(If I am getting beat up, I am getting beat up in style.)
Odysseus doesn't take that well and starts a big lecture about how rude the kid is and how he's the best at pretty much everything except for archery where he was second only to Philoctetes who is now dead which makes Odysseus the best, and he says he's not comparing himself to Hercules or anything
Yet mean I no comparison of myself
With men of antient times, with Hercules...
but still, Odysseus says, he's no slouch and to prove it he picks up a quoit (which is kind of like a ring used in a horseshoe type game only here it seems more like a discus) and throws it just over the heads of all the Phaeicians but farther than any of them could, and challenges every Phaeician present to a competition of whatever sort they want, at which point Antinous steps in and says, whoa, wait, let's not get out of hand here, actually we Phaecians are more the dramatic arts types, like the drama club, telling Odysseus that instead of an all out fight-fest, they'll have a circus because that's what Phaecia is actually good at:
Now mark me, therefore, that in time to come
While feasting with thy children and thy spouse,
Thou may'st inform the Heroes of thy land
Even of our proficiency in arts...
We boast not much the boxer's skill...
but light-footed in the race are we,
And navigators well-inform'd.
Our pleasures are the feast, the harp, the dance,
Garments for change, the tepid bath; the bed.
At which point I was thinking "Well, why have the competition in the first place if you're just going to send Odysseus home to tell all the heroes of his land, 'Hey, those Phaeician guys?

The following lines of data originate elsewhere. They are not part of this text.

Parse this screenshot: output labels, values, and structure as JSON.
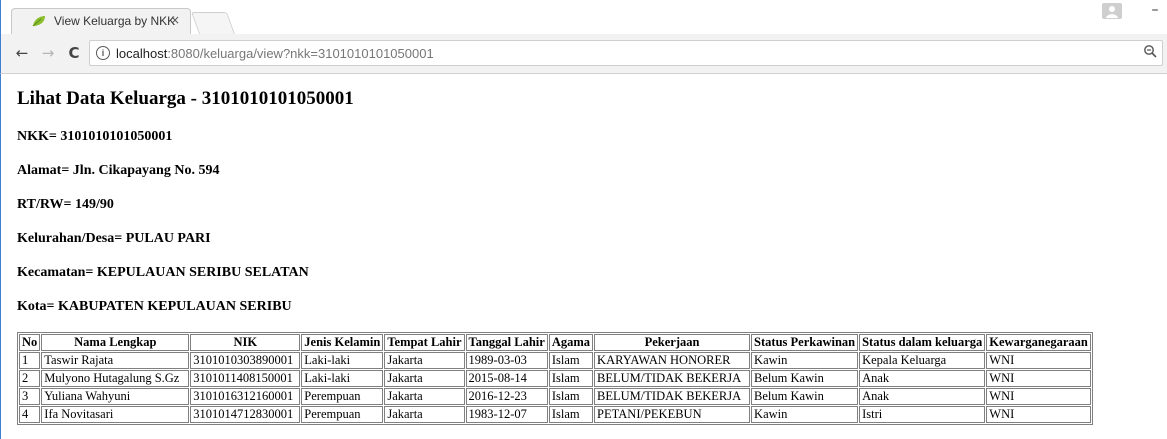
{
  "browser": {
    "tab_title": "View Keluarga by NKK",
    "tab_close_glyph": "×",
    "url_host": "localhost",
    "url_rest": ":8080/keluarga/view?nkk=3101010101050001",
    "icons": {
      "tab_favicon": "leaf-icon",
      "back": "arrow-left-icon",
      "forward": "arrow-right-icon",
      "reload": "reload-icon",
      "site_info": "info-icon",
      "zoom": "zoom-icon",
      "profile": "profile-icon",
      "minimize": "minimize-icon"
    },
    "colors": {
      "frame_accent": "#3f7fd0",
      "favicon": "#8bbf2f"
    }
  },
  "page": {
    "title": "Lihat Data Keluarga - 3101010101050001",
    "fields": {
      "nkk": "NKK= 3101010101050001",
      "alamat": "Alamat= Jln. Cikapayang No. 594",
      "rtrw": "RT/RW= 149/90",
      "kelurahan": "Kelurahan/Desa= PULAU PARI",
      "kecamatan": "Kecamatan= KEPULAUAN SERIBU SELATAN",
      "kota": "Kota= KABUPATEN KEPULAUAN SERIBU"
    },
    "table": {
      "headers": [
        "No",
        "Nama Lengkap",
        "NIK",
        "Jenis Kelamin",
        "Tempat Lahir",
        "Tanggal Lahir",
        "Agama",
        "Pekerjaan",
        "Status Perkawinan",
        "Status dalam keluarga",
        "Kewarganegaraan"
      ],
      "rows": [
        [
          "1",
          "Taswir Rajata",
          "3101010303890001",
          "Laki-laki",
          "Jakarta",
          "1989-03-03",
          "Islam",
          "KARYAWAN HONORER",
          "Kawin",
          "Kepala Keluarga",
          "WNI"
        ],
        [
          "2",
          "Mulyono Hutagalung S.Gz",
          "3101011408150001",
          "Laki-laki",
          "Jakarta",
          "2015-08-14",
          "Islam",
          "BELUM/TIDAK BEKERJA",
          "Belum Kawin",
          "Anak",
          "WNI"
        ],
        [
          "3",
          "Yuliana Wahyuni",
          "3101016312160001",
          "Perempuan",
          "Jakarta",
          "2016-12-23",
          "Islam",
          "BELUM/TIDAK BEKERJA",
          "Belum Kawin",
          "Anak",
          "WNI"
        ],
        [
          "4",
          "Ifa Novitasari",
          "3101014712830001",
          "Perempuan",
          "Jakarta",
          "1983-12-07",
          "Islam",
          "PETANI/PEKEBUN",
          "Kawin",
          "Istri",
          "WNI"
        ]
      ]
    }
  }
}
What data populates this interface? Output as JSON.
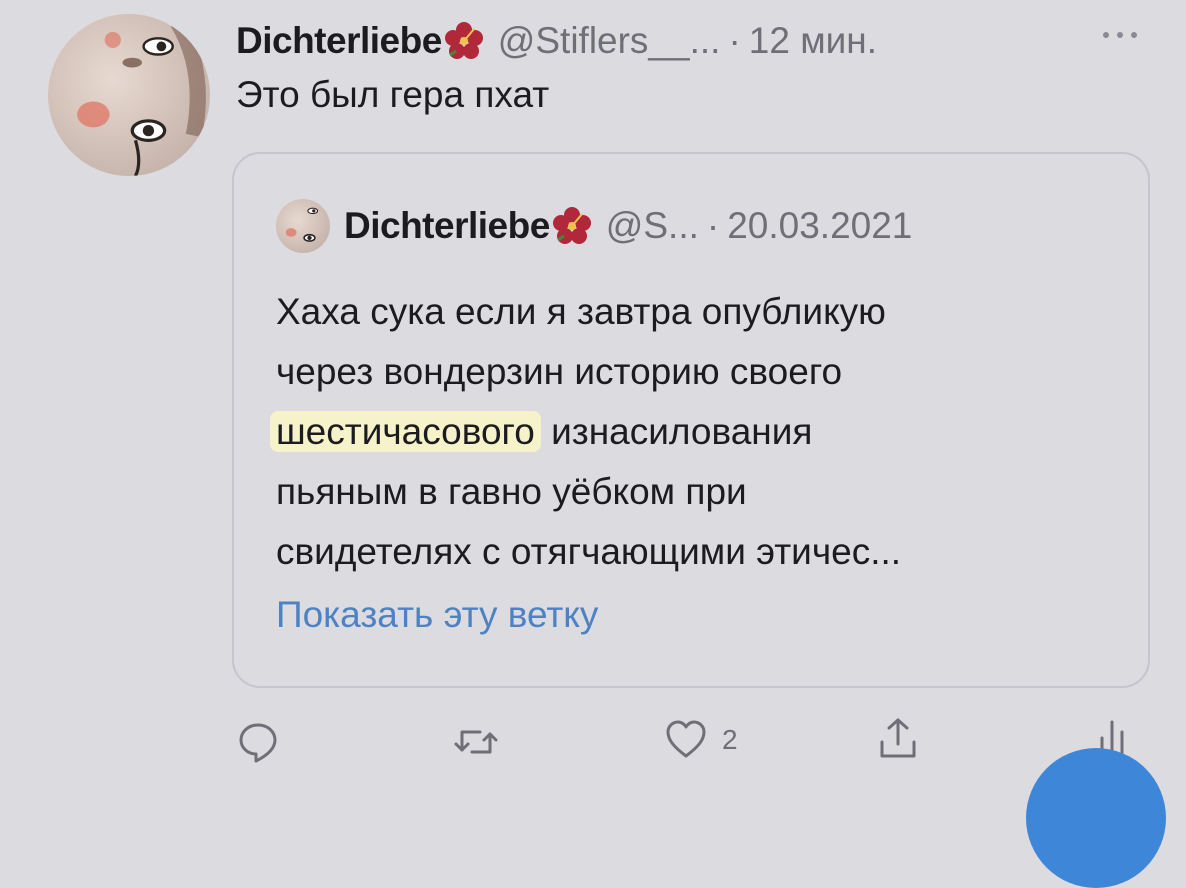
{
  "tweet": {
    "author": {
      "display_name": "Dichterliebe",
      "name_emoji": "hibiscus-flower-icon",
      "handle": "@Stiflers__...",
      "separator": "·",
      "time": "12 мин."
    },
    "text": "Это был гера пхат",
    "more_icon": "more-dots-icon"
  },
  "quoted_tweet": {
    "author": {
      "display_name": "Dichterliebe",
      "name_emoji": "hibiscus-flower-icon",
      "handle": "@S...",
      "separator": "·",
      "date": "20.03.2021"
    },
    "lines": {
      "line1": "Хаха сука если я завтра опубликую",
      "line2": "через вондерзин историю своего",
      "line3_highlighted": "шестичасового",
      "line3_rest": " изнасилования",
      "line4": "пьяным в гавно уёбком при",
      "line5": "свидетелях с отягчающими этичес..."
    },
    "show_thread": "Показать эту ветку"
  },
  "actions": {
    "reply_icon": "reply-bubble-icon",
    "retweet_icon": "retweet-icon",
    "like_icon": "heart-icon",
    "like_count": "2",
    "share_icon": "share-icon",
    "analytics_icon": "analytics-icon"
  },
  "colors": {
    "background": "#dcdbe0",
    "text": "#1c1c20",
    "muted": "#6f6f78",
    "link": "#4d82c4",
    "highlight": "#f6f2c9",
    "fab": "#3e86d8"
  }
}
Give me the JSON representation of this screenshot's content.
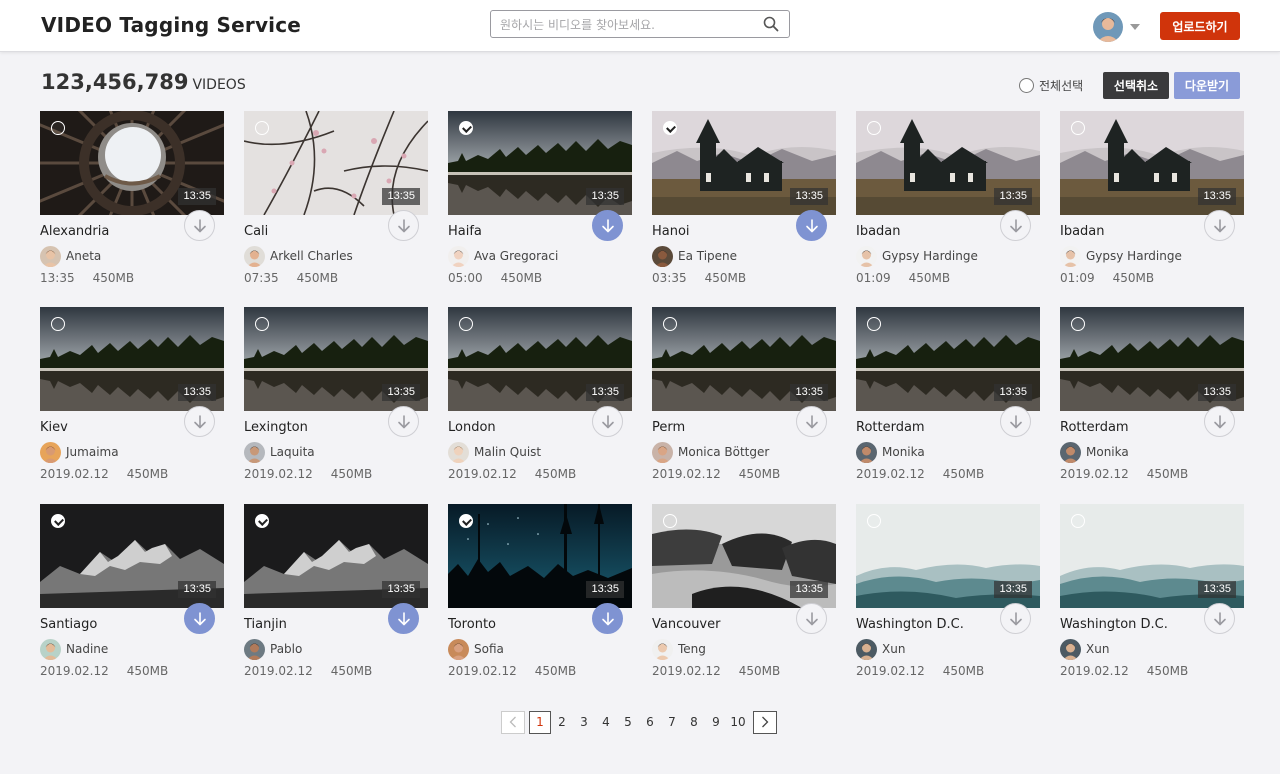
{
  "app": {
    "title": "VIDEO Tagging Service",
    "search_placeholder": "원하시는 비디오를 찾아보세요.",
    "upload_label": "업로드하기"
  },
  "toolbar": {
    "count": "123,456,789",
    "count_unit": "VIDEOS",
    "select_all_label": "전체선택",
    "deselect_label": "선택취소",
    "download_label": "다운받기"
  },
  "videos": [
    {
      "title": "Alexandria",
      "author": "Aneta",
      "date": "13:35",
      "size": "450MB",
      "duration": "13:35",
      "selected": false,
      "scene": "tunnel"
    },
    {
      "title": "Cali",
      "author": "Arkell Charles",
      "date": "07:35",
      "size": "450MB",
      "duration": "13:35",
      "selected": false,
      "scene": "blossom"
    },
    {
      "title": "Haifa",
      "author": "Ava Gregoraci",
      "date": "05:00",
      "size": "450MB",
      "duration": "13:35",
      "selected": true,
      "scene": "lake"
    },
    {
      "title": "Hanoi",
      "author": "Ea Tipene",
      "date": "03:35",
      "size": "450MB",
      "duration": "13:35",
      "selected": true,
      "scene": "church"
    },
    {
      "title": "Ibadan",
      "author": "Gypsy Hardinge",
      "date": "01:09",
      "size": "450MB",
      "duration": "13:35",
      "selected": false,
      "scene": "church"
    },
    {
      "title": "Ibadan",
      "author": "Gypsy Hardinge",
      "date": "01:09",
      "size": "450MB",
      "duration": "13:35",
      "selected": false,
      "scene": "church"
    },
    {
      "title": "Kiev",
      "author": "Jumaima",
      "date": "2019.02.12",
      "size": "450MB",
      "duration": "13:35",
      "selected": false,
      "scene": "lake"
    },
    {
      "title": "Lexington",
      "author": "Laquita",
      "date": "2019.02.12",
      "size": "450MB",
      "duration": "13:35",
      "selected": false,
      "scene": "lake"
    },
    {
      "title": "London",
      "author": "Malin Quist",
      "date": "2019.02.12",
      "size": "450MB",
      "duration": "13:35",
      "selected": false,
      "scene": "lake"
    },
    {
      "title": "Perm",
      "author": "Monica Bӧttger",
      "date": "2019.02.12",
      "size": "450MB",
      "duration": "13:35",
      "selected": false,
      "scene": "lake"
    },
    {
      "title": "Rotterdam",
      "author": "Monika",
      "date": "2019.02.12",
      "size": "450MB",
      "duration": "13:35",
      "selected": false,
      "scene": "lake"
    },
    {
      "title": "Rotterdam",
      "author": "Monika",
      "date": "2019.02.12",
      "size": "450MB",
      "duration": "13:35",
      "selected": false,
      "scene": "lake"
    },
    {
      "title": "Santiago",
      "author": "Nadine",
      "date": "2019.02.12",
      "size": "450MB",
      "duration": "13:35",
      "selected": true,
      "scene": "mountain"
    },
    {
      "title": "Tianjin",
      "author": "Pablo",
      "date": "2019.02.12",
      "size": "450MB",
      "duration": "13:35",
      "selected": true,
      "scene": "mountain"
    },
    {
      "title": "Toronto",
      "author": "Sofia",
      "date": "2019.02.12",
      "size": "450MB",
      "duration": "13:35",
      "selected": true,
      "scene": "forest-night"
    },
    {
      "title": "Vancouver",
      "author": "Teng",
      "date": "2019.02.12",
      "size": "450MB",
      "duration": "13:35",
      "selected": false,
      "scene": "sea-rocks"
    },
    {
      "title": "Washington D.C.",
      "author": "Xun",
      "date": "2019.02.12",
      "size": "450MB",
      "duration": "13:35",
      "selected": false,
      "scene": "hills"
    },
    {
      "title": "Washington D.C.",
      "author": "Xun",
      "date": "2019.02.12",
      "size": "450MB",
      "duration": "13:35",
      "selected": false,
      "scene": "hills"
    }
  ],
  "pagination": {
    "pages": [
      "1",
      "2",
      "3",
      "4",
      "5",
      "6",
      "7",
      "8",
      "9",
      "10"
    ],
    "current": "1"
  }
}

They just like taking warm baths and playing dress up, we should conquer them'? but who am I to judge Homer?
BUT, this: "the tepid bath?" How did that make it onto a list of things you are good at? "I'm really good at getting a bath that isn't really all that hot, but you wouldn't say it was cold, either." Not really a thing you want to form your civilization around.
That's where I quit for the day: Odysseus and the king were sitting down to listen to more singing before Odysseus left, no doubt after a tepid bath.
UPDATE on the Gods: Minerva was there when Odysseus threw the quoit, but it seems like she didn't help him throw it far. Her role was to yell out in the crowd that Odysseus had thrown it really far. I am so not impressed by these Greek gods.